→ **REQUIREMENT**
How many lines below contain the word "Configure"? Answer with that number alone.

→ **PROVIDED RECORDS**

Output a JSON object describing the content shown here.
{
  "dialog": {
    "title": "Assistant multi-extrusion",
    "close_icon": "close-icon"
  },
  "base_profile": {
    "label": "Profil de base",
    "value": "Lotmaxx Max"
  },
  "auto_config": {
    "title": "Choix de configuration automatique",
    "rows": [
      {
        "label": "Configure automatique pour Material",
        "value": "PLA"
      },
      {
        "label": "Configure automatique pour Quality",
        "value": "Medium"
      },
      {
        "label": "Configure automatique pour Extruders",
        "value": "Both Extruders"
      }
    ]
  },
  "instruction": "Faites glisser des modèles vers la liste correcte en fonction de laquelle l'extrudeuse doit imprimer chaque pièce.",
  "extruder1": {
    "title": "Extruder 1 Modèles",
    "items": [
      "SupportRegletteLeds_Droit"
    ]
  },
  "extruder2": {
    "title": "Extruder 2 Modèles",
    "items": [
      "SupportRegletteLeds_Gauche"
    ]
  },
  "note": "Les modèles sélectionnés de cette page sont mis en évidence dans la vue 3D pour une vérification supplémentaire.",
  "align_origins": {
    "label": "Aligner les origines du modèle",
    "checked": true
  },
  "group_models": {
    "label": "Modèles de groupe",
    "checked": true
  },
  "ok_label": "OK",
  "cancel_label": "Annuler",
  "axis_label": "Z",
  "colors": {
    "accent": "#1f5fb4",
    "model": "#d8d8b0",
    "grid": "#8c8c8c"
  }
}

→ **EXERCISE ANSWER**
3